ASSIGNED TASK
Write out the whole listing. Leave out nothing.

SUPPLIED DATA
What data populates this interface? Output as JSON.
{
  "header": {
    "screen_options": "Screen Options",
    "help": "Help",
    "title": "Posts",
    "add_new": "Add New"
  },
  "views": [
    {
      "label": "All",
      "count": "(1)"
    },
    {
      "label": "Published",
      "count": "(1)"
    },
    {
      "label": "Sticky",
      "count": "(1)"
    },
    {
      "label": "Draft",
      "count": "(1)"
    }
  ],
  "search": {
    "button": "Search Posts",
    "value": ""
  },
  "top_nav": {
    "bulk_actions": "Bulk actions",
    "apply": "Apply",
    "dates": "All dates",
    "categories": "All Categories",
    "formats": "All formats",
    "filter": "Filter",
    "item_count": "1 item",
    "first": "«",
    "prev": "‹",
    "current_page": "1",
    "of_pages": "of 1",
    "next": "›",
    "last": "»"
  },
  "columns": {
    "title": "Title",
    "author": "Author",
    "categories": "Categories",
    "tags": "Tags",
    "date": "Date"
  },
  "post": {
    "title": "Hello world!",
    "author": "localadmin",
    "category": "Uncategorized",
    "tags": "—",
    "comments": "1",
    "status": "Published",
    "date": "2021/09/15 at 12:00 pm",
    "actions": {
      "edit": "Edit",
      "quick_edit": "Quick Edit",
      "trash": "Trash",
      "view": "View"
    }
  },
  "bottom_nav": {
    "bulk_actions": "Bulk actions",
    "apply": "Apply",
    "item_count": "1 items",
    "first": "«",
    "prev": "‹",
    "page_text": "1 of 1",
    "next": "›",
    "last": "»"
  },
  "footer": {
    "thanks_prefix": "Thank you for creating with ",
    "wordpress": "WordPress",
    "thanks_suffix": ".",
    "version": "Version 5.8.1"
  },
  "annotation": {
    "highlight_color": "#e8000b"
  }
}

ANSWER FOR THE TASK
What data populates this interface? Output as JSON.
{
  "header": {
    "screen_options": "Screen Options",
    "help": "Help",
    "title": "Posts",
    "add_new": "Add New"
  },
  "views": [
    {
      "label": "All",
      "count": "(1)"
    },
    {
      "label": "Published",
      "count": "(1)"
    },
    {
      "label": "Sticky",
      "count": "(1)"
    },
    {
      "label": "Draft",
      "count": "(1)"
    }
  ],
  "search": {
    "button": "Search Posts",
    "value": ""
  },
  "top_nav": {
    "bulk_actions": "Bulk actions",
    "apply": "Apply",
    "dates": "All dates",
    "categories": "All Categories",
    "formats": "All formats",
    "filter": "Filter",
    "item_count": "1 item",
    "first": "«",
    "prev": "‹",
    "current_page": "1",
    "of_pages": "of 1",
    "next": "›",
    "last": "»"
  },
  "columns": {
    "title": "Title",
    "author": "Author",
    "categories": "Categories",
    "tags": "Tags",
    "date": "Date"
  },
  "post": {
    "title": "Hello world!",
    "author": "localadmin",
    "category": "Uncategorized",
    "tags": "—",
    "comments": "1",
    "status": "Published",
    "date": "2021/09/15 at 12:00 pm",
    "actions": {
      "edit": "Edit",
      "quick_edit": "Quick Edit",
      "trash": "Trash",
      "view": "View"
    }
  },
  "bottom_nav": {
    "bulk_actions": "Bulk actions",
    "apply": "Apply",
    "item_count": "1 items",
    "first": "«",
    "prev": "‹",
    "page_text": "1 of 1",
    "next": "›",
    "last": "»"
  },
  "footer": {
    "thanks_prefix": "Thank you for creating with ",
    "wordpress": "WordPress",
    "thanks_suffix": ".",
    "version": "Version 5.8.1"
  },
  "annotation": {
    "highlight_color": "#e8000b"
  }
}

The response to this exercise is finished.